To do:
Your task is to copy each line in the listing that includes the word "kind".
----- Dataset excerpts
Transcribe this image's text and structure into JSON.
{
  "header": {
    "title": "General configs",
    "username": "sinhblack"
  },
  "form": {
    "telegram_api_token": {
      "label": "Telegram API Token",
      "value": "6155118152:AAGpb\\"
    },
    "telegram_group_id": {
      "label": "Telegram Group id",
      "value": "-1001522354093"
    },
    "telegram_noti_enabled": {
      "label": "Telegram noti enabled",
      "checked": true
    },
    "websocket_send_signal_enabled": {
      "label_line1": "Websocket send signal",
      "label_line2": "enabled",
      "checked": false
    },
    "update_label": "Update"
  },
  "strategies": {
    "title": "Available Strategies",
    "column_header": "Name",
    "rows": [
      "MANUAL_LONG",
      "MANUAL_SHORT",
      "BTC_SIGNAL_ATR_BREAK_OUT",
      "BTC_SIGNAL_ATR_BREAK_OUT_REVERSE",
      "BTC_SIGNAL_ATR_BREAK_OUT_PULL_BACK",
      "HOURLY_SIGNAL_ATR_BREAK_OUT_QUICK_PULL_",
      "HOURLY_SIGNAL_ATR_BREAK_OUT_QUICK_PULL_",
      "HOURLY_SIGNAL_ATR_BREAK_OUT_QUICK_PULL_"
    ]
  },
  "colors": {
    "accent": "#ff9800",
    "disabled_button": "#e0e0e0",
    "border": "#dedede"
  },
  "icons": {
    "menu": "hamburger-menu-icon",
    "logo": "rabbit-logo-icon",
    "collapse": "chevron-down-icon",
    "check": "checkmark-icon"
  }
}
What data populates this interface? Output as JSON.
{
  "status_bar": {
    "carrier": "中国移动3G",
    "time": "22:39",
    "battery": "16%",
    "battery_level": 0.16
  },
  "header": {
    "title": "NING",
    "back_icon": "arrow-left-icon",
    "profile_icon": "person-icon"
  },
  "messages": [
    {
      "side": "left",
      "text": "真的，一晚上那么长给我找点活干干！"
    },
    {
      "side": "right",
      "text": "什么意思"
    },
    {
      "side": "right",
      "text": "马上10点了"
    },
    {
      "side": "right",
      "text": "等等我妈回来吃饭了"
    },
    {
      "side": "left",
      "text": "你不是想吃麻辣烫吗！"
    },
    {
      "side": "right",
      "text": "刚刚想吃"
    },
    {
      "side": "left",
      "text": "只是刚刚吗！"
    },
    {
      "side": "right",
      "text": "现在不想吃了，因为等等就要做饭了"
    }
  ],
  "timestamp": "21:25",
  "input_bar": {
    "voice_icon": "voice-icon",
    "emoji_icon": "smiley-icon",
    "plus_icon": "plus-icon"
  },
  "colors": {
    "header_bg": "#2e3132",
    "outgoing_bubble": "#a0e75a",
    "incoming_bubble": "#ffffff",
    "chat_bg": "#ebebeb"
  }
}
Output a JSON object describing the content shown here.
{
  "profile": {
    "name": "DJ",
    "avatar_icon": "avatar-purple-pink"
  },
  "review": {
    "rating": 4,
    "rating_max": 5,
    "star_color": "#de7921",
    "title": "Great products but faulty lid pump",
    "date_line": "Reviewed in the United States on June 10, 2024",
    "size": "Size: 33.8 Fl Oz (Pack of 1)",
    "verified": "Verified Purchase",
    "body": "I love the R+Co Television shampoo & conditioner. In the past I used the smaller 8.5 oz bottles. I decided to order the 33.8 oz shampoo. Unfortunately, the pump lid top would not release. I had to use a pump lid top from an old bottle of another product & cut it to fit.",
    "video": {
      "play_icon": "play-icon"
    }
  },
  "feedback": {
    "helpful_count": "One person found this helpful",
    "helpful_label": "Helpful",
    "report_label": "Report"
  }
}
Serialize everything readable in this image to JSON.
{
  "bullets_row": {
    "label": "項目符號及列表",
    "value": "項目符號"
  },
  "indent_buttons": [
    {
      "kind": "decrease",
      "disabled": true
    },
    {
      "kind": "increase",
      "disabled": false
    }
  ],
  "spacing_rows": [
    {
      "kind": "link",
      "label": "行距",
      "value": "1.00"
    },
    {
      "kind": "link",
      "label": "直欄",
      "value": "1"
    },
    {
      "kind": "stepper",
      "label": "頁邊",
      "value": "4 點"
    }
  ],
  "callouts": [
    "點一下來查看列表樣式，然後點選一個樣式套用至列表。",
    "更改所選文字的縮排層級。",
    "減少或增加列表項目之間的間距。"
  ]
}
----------
Exercise answer:
      "kind": "decrease",
      "kind": "increase",
      "kind": "link",
      "kind": "link",
      "kind": "stepper",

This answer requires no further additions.